Entries from a dataset of interfaces
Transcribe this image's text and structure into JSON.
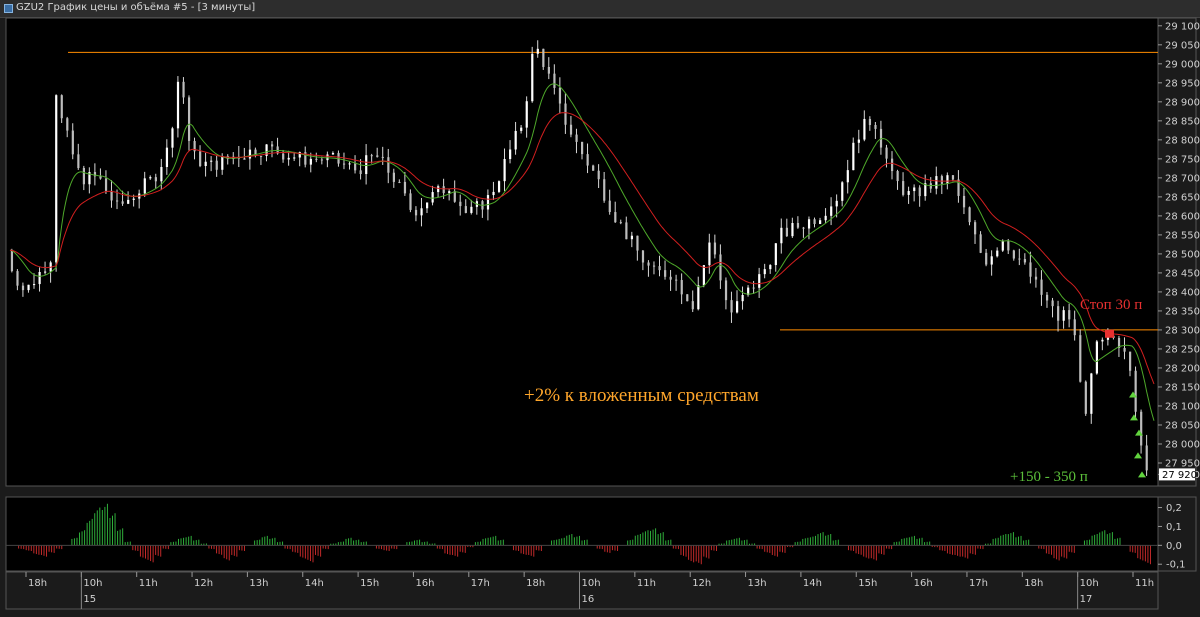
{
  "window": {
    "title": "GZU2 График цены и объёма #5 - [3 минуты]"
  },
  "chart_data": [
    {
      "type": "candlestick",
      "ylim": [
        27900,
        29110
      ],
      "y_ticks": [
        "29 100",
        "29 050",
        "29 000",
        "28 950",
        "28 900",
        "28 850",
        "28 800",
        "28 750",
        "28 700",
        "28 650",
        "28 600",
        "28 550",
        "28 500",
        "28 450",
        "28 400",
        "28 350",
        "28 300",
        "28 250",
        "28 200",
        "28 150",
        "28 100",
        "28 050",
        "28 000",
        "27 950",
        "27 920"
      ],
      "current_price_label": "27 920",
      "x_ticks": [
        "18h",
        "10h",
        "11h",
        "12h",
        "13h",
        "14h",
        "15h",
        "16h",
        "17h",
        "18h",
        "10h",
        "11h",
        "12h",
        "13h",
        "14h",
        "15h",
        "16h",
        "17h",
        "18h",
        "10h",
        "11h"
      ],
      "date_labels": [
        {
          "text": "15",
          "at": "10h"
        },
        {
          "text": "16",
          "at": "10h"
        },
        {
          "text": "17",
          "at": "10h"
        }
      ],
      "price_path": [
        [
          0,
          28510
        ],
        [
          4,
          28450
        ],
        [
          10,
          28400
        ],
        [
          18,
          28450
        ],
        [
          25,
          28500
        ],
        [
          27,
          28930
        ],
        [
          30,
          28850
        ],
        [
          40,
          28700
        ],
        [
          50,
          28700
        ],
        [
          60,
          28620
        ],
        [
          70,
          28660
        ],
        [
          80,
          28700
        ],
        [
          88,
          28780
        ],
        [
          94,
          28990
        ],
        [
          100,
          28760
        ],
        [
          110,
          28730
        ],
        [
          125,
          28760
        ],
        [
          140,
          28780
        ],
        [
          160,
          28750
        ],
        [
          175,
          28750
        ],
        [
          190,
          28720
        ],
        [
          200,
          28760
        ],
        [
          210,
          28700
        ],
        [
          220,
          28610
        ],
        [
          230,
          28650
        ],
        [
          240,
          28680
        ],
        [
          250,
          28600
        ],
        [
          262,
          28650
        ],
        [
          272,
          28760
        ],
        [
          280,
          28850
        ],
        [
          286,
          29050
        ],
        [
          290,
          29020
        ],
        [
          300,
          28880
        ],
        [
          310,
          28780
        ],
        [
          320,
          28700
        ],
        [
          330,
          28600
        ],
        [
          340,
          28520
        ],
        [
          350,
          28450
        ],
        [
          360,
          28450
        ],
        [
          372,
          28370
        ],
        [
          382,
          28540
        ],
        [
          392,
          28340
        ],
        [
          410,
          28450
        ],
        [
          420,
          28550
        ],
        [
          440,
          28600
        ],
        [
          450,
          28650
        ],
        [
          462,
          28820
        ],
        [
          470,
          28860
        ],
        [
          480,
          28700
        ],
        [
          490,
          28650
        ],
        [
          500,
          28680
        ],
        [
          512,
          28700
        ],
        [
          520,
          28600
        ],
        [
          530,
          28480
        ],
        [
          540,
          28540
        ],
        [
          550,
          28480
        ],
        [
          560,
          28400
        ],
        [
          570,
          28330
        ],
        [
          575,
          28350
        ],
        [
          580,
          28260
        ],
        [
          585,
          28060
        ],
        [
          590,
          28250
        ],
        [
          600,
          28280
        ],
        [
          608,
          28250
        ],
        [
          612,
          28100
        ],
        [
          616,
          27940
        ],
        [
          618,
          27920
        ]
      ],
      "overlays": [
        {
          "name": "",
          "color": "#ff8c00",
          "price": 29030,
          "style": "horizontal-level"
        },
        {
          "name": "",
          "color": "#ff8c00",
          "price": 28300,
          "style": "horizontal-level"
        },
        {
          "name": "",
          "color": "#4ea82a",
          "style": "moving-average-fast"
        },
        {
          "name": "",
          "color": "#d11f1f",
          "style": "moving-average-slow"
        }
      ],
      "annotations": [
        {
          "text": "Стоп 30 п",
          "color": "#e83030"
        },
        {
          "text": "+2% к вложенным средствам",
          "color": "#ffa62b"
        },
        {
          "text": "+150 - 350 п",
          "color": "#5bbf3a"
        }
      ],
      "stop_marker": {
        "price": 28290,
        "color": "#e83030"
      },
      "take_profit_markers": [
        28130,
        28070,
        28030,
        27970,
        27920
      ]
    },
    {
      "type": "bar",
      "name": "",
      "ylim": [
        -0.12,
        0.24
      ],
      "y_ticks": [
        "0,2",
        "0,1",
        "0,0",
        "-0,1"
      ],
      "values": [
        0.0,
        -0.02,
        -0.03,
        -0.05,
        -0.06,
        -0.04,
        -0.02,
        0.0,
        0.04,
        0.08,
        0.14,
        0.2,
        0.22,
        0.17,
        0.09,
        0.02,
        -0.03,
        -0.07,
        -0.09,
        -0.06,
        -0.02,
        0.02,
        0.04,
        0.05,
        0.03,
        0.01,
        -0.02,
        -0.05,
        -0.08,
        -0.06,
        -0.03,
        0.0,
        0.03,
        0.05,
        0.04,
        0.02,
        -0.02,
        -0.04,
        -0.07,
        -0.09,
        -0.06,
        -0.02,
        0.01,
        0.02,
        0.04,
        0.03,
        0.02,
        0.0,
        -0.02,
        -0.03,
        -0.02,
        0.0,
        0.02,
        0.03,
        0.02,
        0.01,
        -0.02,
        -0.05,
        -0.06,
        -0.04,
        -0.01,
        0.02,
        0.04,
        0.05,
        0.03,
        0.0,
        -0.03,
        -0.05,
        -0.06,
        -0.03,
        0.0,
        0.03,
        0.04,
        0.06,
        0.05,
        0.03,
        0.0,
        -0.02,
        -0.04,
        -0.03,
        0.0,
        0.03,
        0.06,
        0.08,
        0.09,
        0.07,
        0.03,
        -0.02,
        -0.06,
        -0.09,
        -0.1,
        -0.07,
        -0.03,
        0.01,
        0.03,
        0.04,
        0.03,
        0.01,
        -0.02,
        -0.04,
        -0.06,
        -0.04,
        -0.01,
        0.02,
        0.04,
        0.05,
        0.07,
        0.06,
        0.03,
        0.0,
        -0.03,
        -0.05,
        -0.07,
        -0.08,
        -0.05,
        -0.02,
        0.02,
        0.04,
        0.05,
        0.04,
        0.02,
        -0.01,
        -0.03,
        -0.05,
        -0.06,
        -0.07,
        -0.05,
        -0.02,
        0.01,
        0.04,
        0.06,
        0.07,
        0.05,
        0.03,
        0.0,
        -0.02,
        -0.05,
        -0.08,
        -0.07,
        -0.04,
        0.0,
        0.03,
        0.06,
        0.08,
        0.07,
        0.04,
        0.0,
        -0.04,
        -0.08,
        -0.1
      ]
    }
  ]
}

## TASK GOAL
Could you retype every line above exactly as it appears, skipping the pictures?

## RESULT OF THIS TASK
Transcribe this image's text and structure into JSON.
{
  "window": {
    "title": "GZU2 График цены и объёма #5 - [3 минуты]"
  },
  "chart_data": [
    {
      "type": "candlestick",
      "ylim": [
        27900,
        29110
      ],
      "y_ticks": [
        "29 100",
        "29 050",
        "29 000",
        "28 950",
        "28 900",
        "28 850",
        "28 800",
        "28 750",
        "28 700",
        "28 650",
        "28 600",
        "28 550",
        "28 500",
        "28 450",
        "28 400",
        "28 350",
        "28 300",
        "28 250",
        "28 200",
        "28 150",
        "28 100",
        "28 050",
        "28 000",
        "27 950",
        "27 920"
      ],
      "current_price_label": "27 920",
      "x_ticks": [
        "18h",
        "10h",
        "11h",
        "12h",
        "13h",
        "14h",
        "15h",
        "16h",
        "17h",
        "18h",
        "10h",
        "11h",
        "12h",
        "13h",
        "14h",
        "15h",
        "16h",
        "17h",
        "18h",
        "10h",
        "11h"
      ],
      "date_labels": [
        {
          "text": "15",
          "at": "10h"
        },
        {
          "text": "16",
          "at": "10h"
        },
        {
          "text": "17",
          "at": "10h"
        }
      ],
      "price_path": [
        [
          0,
          28510
        ],
        [
          4,
          28450
        ],
        [
          10,
          28400
        ],
        [
          18,
          28450
        ],
        [
          25,
          28500
        ],
        [
          27,
          28930
        ],
        [
          30,
          28850
        ],
        [
          40,
          28700
        ],
        [
          50,
          28700
        ],
        [
          60,
          28620
        ],
        [
          70,
          28660
        ],
        [
          80,
          28700
        ],
        [
          88,
          28780
        ],
        [
          94,
          28990
        ],
        [
          100,
          28760
        ],
        [
          110,
          28730
        ],
        [
          125,
          28760
        ],
        [
          140,
          28780
        ],
        [
          160,
          28750
        ],
        [
          175,
          28750
        ],
        [
          190,
          28720
        ],
        [
          200,
          28760
        ],
        [
          210,
          28700
        ],
        [
          220,
          28610
        ],
        [
          230,
          28650
        ],
        [
          240,
          28680
        ],
        [
          250,
          28600
        ],
        [
          262,
          28650
        ],
        [
          272,
          28760
        ],
        [
          280,
          28850
        ],
        [
          286,
          29050
        ],
        [
          290,
          29020
        ],
        [
          300,
          28880
        ],
        [
          310,
          28780
        ],
        [
          320,
          28700
        ],
        [
          330,
          28600
        ],
        [
          340,
          28520
        ],
        [
          350,
          28450
        ],
        [
          360,
          28450
        ],
        [
          372,
          28370
        ],
        [
          382,
          28540
        ],
        [
          392,
          28340
        ],
        [
          410,
          28450
        ],
        [
          420,
          28550
        ],
        [
          440,
          28600
        ],
        [
          450,
          28650
        ],
        [
          462,
          28820
        ],
        [
          470,
          28860
        ],
        [
          480,
          28700
        ],
        [
          490,
          28650
        ],
        [
          500,
          28680
        ],
        [
          512,
          28700
        ],
        [
          520,
          28600
        ],
        [
          530,
          28480
        ],
        [
          540,
          28540
        ],
        [
          550,
          28480
        ],
        [
          560,
          28400
        ],
        [
          570,
          28330
        ],
        [
          575,
          28350
        ],
        [
          580,
          28260
        ],
        [
          585,
          28060
        ],
        [
          590,
          28250
        ],
        [
          600,
          28280
        ],
        [
          608,
          28250
        ],
        [
          612,
          28100
        ],
        [
          616,
          27940
        ],
        [
          618,
          27920
        ]
      ],
      "overlays": [
        {
          "name": "",
          "color": "#ff8c00",
          "price": 29030,
          "style": "horizontal-level"
        },
        {
          "name": "",
          "color": "#ff8c00",
          "price": 28300,
          "style": "horizontal-level"
        },
        {
          "name": "",
          "color": "#4ea82a",
          "style": "moving-average-fast"
        },
        {
          "name": "",
          "color": "#d11f1f",
          "style": "moving-average-slow"
        }
      ],
      "annotations": [
        {
          "text": "Стоп 30 п",
          "color": "#e83030"
        },
        {
          "text": "+2% к вложенным средствам",
          "color": "#ffa62b"
        },
        {
          "text": "+150 - 350 п",
          "color": "#5bbf3a"
        }
      ],
      "stop_marker": {
        "price": 28290,
        "color": "#e83030"
      },
      "take_profit_markers": [
        28130,
        28070,
        28030,
        27970,
        27920
      ]
    },
    {
      "type": "bar",
      "name": "",
      "ylim": [
        -0.12,
        0.24
      ],
      "y_ticks": [
        "0,2",
        "0,1",
        "0,0",
        "-0,1"
      ],
      "values": [
        0.0,
        -0.02,
        -0.03,
        -0.05,
        -0.06,
        -0.04,
        -0.02,
        0.0,
        0.04,
        0.08,
        0.14,
        0.2,
        0.22,
        0.17,
        0.09,
        0.02,
        -0.03,
        -0.07,
        -0.09,
        -0.06,
        -0.02,
        0.02,
        0.04,
        0.05,
        0.03,
        0.01,
        -0.02,
        -0.05,
        -0.08,
        -0.06,
        -0.03,
        0.0,
        0.03,
        0.05,
        0.04,
        0.02,
        -0.02,
        -0.04,
        -0.07,
        -0.09,
        -0.06,
        -0.02,
        0.01,
        0.02,
        0.04,
        0.03,
        0.02,
        0.0,
        -0.02,
        -0.03,
        -0.02,
        0.0,
        0.02,
        0.03,
        0.02,
        0.01,
        -0.02,
        -0.05,
        -0.06,
        -0.04,
        -0.01,
        0.02,
        0.04,
        0.05,
        0.03,
        0.0,
        -0.03,
        -0.05,
        -0.06,
        -0.03,
        0.0,
        0.03,
        0.04,
        0.06,
        0.05,
        0.03,
        0.0,
        -0.02,
        -0.04,
        -0.03,
        0.0,
        0.03,
        0.06,
        0.08,
        0.09,
        0.07,
        0.03,
        -0.02,
        -0.06,
        -0.09,
        -0.1,
        -0.07,
        -0.03,
        0.01,
        0.03,
        0.04,
        0.03,
        0.01,
        -0.02,
        -0.04,
        -0.06,
        -0.04,
        -0.01,
        0.02,
        0.04,
        0.05,
        0.07,
        0.06,
        0.03,
        0.0,
        -0.03,
        -0.05,
        -0.07,
        -0.08,
        -0.05,
        -0.02,
        0.02,
        0.04,
        0.05,
        0.04,
        0.02,
        -0.01,
        -0.03,
        -0.05,
        -0.06,
        -0.07,
        -0.05,
        -0.02,
        0.01,
        0.04,
        0.06,
        0.07,
        0.05,
        0.03,
        0.0,
        -0.02,
        -0.05,
        -0.08,
        -0.07,
        -0.04,
        0.0,
        0.03,
        0.06,
        0.08,
        0.07,
        0.04,
        0.0,
        -0.04,
        -0.08,
        -0.1
      ]
    }
  ]
}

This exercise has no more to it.